The blogosphere is all a “twitter” with the news that Pope Benedict XVI will begin “tweeting” on Twitter.
Read about it here at the Vatican Newspaper’s web site:
How to speak of God in 140 characters
by Archbishop Claudio Maria Celli, President of the Pontifical Council for Social Communications
You can also find out more at The “iPope” Becomes @Pope: Coming Soon, A Tweeting Benedict by Rocco Palmo over at Whispers in the Logia.

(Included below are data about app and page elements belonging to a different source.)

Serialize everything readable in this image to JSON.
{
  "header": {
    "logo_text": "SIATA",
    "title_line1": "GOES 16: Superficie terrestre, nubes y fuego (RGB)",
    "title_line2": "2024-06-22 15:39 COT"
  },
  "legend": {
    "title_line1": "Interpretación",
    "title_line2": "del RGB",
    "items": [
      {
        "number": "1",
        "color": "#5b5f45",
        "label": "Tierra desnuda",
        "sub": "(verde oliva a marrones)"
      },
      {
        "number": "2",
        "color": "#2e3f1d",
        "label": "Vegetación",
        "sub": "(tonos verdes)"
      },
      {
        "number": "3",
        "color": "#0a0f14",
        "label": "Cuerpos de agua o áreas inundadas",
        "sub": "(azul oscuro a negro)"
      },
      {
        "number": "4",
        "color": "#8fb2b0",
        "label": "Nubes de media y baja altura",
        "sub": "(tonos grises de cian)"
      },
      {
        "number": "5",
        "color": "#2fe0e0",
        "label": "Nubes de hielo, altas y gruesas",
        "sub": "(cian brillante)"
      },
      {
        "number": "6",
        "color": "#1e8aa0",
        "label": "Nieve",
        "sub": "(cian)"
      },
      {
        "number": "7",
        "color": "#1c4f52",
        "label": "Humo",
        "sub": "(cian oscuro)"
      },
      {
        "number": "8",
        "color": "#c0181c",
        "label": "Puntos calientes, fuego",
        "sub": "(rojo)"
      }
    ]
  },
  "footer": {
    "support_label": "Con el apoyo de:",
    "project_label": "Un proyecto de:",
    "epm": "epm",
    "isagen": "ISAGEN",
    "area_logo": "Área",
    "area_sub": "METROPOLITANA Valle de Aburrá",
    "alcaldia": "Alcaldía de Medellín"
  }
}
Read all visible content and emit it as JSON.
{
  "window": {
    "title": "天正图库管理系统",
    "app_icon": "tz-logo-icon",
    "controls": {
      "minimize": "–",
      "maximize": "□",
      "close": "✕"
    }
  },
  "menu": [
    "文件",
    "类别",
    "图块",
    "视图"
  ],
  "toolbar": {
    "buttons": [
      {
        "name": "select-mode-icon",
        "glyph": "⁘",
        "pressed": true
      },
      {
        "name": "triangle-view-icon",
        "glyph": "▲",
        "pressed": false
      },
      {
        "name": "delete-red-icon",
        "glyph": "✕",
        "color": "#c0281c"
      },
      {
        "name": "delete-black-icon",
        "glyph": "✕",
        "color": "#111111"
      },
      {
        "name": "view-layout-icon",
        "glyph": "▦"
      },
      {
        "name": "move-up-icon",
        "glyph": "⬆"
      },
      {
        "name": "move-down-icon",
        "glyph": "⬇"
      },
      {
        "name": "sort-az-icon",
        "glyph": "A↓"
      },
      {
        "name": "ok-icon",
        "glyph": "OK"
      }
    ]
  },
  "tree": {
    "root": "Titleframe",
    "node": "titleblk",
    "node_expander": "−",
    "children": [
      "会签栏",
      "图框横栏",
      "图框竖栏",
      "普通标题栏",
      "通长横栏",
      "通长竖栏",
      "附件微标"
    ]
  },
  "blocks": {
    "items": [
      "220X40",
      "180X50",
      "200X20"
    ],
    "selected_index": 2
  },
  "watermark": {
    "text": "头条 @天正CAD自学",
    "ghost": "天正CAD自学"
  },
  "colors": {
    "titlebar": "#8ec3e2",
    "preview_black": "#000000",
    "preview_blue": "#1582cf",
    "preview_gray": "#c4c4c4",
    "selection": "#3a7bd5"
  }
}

I guess I better get with the program if the Holy Father, the “boss” of the church has decided this form of social media is relevant and useful for spreading the Good News of Jesus. So far, even though I’ve taken to blogging from time to time, I’ve resisted signing up with Twitter. Frankly, I still don’t get the service. How can you say anything in 140 characters or less of value? The Tweets I’ve seen seem to be mostly links to longer web articles, videos and pictures. The whole lingo of “hash tags” and handles that start with the @sign (I’m guessing that’s how people find and subscribe to your personal twitter feed?) are a totally new language to me. Each week the comedian Jimmy Fallon has a segment on his Late, Late Show where he talks about setting up a hash-tag and inviting people to comment. I honestly don’t know how to even send him a comment via Twitter if I came up with something clever to add to the discussion. Anyone want to tutor me in “twitter-ese” and “Facebook” (which I’ve also resisted with a passion)? Would readers want to find me at @altarnetview? I’ve been thinking about setting something up for the parish. Seems like an efficient way to get some information out on a timely manner. Opinions, anyone?
I’m pretty sure, thought, Benedict XVI will not be writing his own tweets. My guess there will be a Monsignor of Tweets or some other staffer taking care of the uploading of the tidbits of information to the internet.
On a side note, did you know that Mr. Fallon is Catholic? Well, a non-practicing Catholic by the sound of an interview I heard on NPR with Terry Gross’ Fresh Air program. He is not negative about the faith, saying it formed him well. Apparently he’s not too much of a fan of some of the things going on at Mass and would prefer a more “traditional” or solemn liturgy. Sorry, I can’t find a link to the interview, though. Here’s a citation of the interview at Belief Net.